• **TASK REQUIREMENTS**: Check every line of the entries below for "Windows", and copy the lines that have it.

:::::

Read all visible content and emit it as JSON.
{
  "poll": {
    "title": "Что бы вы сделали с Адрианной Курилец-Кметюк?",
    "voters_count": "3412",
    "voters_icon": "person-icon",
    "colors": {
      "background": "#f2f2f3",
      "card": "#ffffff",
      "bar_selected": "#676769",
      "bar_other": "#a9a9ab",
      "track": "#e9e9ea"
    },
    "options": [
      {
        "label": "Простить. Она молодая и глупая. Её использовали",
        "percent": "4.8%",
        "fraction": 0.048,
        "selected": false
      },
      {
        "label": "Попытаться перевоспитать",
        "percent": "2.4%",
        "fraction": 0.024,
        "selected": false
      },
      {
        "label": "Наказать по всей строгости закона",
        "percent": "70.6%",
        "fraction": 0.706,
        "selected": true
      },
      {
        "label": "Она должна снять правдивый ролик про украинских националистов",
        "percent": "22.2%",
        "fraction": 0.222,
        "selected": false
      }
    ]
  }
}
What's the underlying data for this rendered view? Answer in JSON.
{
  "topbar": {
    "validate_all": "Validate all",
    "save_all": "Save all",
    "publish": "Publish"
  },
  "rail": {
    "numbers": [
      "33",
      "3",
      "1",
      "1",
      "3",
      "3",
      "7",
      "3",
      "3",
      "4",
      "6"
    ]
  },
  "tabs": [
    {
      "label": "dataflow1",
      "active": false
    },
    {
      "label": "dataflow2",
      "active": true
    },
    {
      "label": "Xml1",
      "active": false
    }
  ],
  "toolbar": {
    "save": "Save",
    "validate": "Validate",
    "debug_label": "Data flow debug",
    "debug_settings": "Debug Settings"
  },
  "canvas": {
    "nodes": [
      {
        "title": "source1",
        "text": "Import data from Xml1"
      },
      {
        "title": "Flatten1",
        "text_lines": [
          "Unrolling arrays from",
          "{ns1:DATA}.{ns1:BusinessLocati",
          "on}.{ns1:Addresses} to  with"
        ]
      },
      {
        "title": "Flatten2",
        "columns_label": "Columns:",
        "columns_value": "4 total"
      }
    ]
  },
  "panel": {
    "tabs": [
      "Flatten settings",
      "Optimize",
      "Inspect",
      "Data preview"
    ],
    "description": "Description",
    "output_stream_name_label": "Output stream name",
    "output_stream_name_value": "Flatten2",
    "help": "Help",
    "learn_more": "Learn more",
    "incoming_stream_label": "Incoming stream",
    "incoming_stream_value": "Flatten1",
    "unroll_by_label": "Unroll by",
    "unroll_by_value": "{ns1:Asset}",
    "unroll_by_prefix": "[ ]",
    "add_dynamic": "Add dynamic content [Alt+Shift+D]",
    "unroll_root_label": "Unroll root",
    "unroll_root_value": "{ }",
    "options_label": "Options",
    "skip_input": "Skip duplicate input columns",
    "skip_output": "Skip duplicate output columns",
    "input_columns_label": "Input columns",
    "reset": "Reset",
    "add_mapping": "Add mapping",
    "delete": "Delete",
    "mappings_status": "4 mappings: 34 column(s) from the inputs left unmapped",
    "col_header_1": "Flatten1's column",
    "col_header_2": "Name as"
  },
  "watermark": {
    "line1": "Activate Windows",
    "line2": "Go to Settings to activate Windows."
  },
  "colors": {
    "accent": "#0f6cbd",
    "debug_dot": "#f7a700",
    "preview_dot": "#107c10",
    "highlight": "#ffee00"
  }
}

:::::

• **REPLY TO THE EXERCISE**:
    "line1": "Activate Windows",
    "line2": "Go to Settings to activate Windows."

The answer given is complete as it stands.